TASK INSTRUCTIONS: Each entry should be duplicated verbatim; its pictures should not be.

::: INPUT RECORDS

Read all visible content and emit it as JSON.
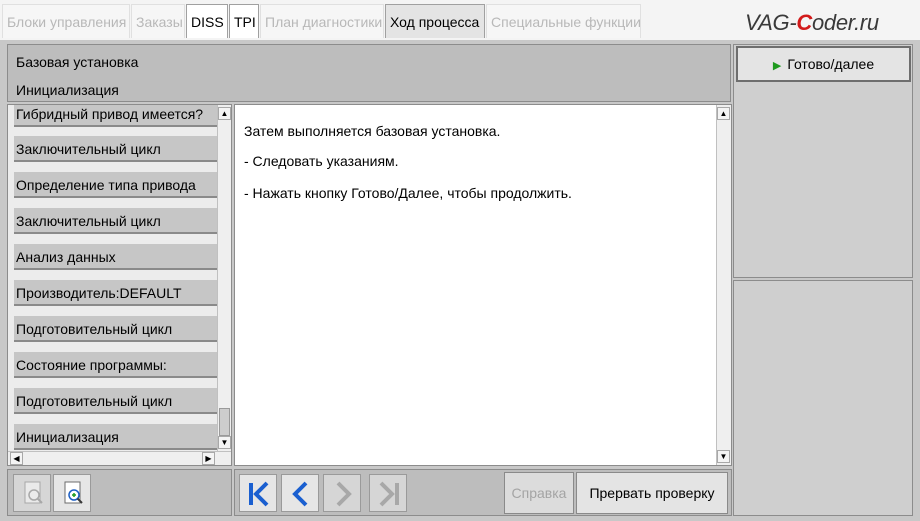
{
  "tabs": [
    {
      "label": "Блоки управления",
      "state": "disabled"
    },
    {
      "label": "Заказы",
      "state": "disabled"
    },
    {
      "label": "DISS",
      "state": "enabled"
    },
    {
      "label": "TPI",
      "state": "enabled"
    },
    {
      "label": "План диагностики",
      "state": "disabled"
    },
    {
      "label": "Ход процесса",
      "state": "active"
    },
    {
      "label": "Специальные функции",
      "state": "disabled"
    }
  ],
  "logo": {
    "prefix": "VAG-",
    "accent": "C",
    "suffix": "oder.ru",
    "accent_color": "#d21a1a"
  },
  "header": {
    "line1": "Базовая установка",
    "line2": "Инициализация"
  },
  "steps": [
    "Гибридный привод имеется?",
    "Заключительный цикл",
    "Определение типа привода",
    "Заключительный цикл",
    "Анализ данных",
    "Производитель:DEFAULT",
    "Подготовительный цикл",
    "Состояние программы:",
    "Подготовительный цикл",
    "Инициализация"
  ],
  "instructions": [
    "Затем выполняется базовая установка.",
    "- Следовать указаниям.",
    "- Нажать кнопку Готово/Далее, чтобы продолжить."
  ],
  "actions": {
    "ready_label": "Готово/далее",
    "help_label": "Справка",
    "abort_label": "Прервать проверку"
  },
  "icons": {
    "zoom_out": "zoom-out-icon",
    "zoom_in": "zoom-in-icon",
    "first": "skip-first-icon",
    "prev": "chevron-left-icon",
    "next": "chevron-right-icon",
    "last": "skip-last-icon",
    "play": "play-icon"
  },
  "colors": {
    "accent_blue": "#1a5fd0",
    "play_green": "#1e9a1e"
  }
}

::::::

RESPONSE AREA:
Read all visible content and emit it as JSON.
{
  "tabs": [
    {
      "label": "Блоки управления",
      "state": "disabled"
    },
    {
      "label": "Заказы",
      "state": "disabled"
    },
    {
      "label": "DISS",
      "state": "enabled"
    },
    {
      "label": "TPI",
      "state": "enabled"
    },
    {
      "label": "План диагностики",
      "state": "disabled"
    },
    {
      "label": "Ход процесса",
      "state": "active"
    },
    {
      "label": "Специальные функции",
      "state": "disabled"
    }
  ],
  "logo": {
    "prefix": "VAG-",
    "accent": "C",
    "suffix": "oder.ru",
    "accent_color": "#d21a1a"
  },
  "header": {
    "line1": "Базовая установка",
    "line2": "Инициализация"
  },
  "steps": [
    "Гибридный привод имеется?",
    "Заключительный цикл",
    "Определение типа привода",
    "Заключительный цикл",
    "Анализ данных",
    "Производитель:DEFAULT",
    "Подготовительный цикл",
    "Состояние программы:",
    "Подготовительный цикл",
    "Инициализация"
  ],
  "instructions": [
    "Затем выполняется базовая установка.",
    "- Следовать указаниям.",
    "- Нажать кнопку Готово/Далее, чтобы продолжить."
  ],
  "actions": {
    "ready_label": "Готово/далее",
    "help_label": "Справка",
    "abort_label": "Прервать проверку"
  },
  "icons": {
    "zoom_out": "zoom-out-icon",
    "zoom_in": "zoom-in-icon",
    "first": "skip-first-icon",
    "prev": "chevron-left-icon",
    "next": "chevron-right-icon",
    "last": "skip-last-icon",
    "play": "play-icon"
  },
  "colors": {
    "accent_blue": "#1a5fd0",
    "play_green": "#1e9a1e"
  }
}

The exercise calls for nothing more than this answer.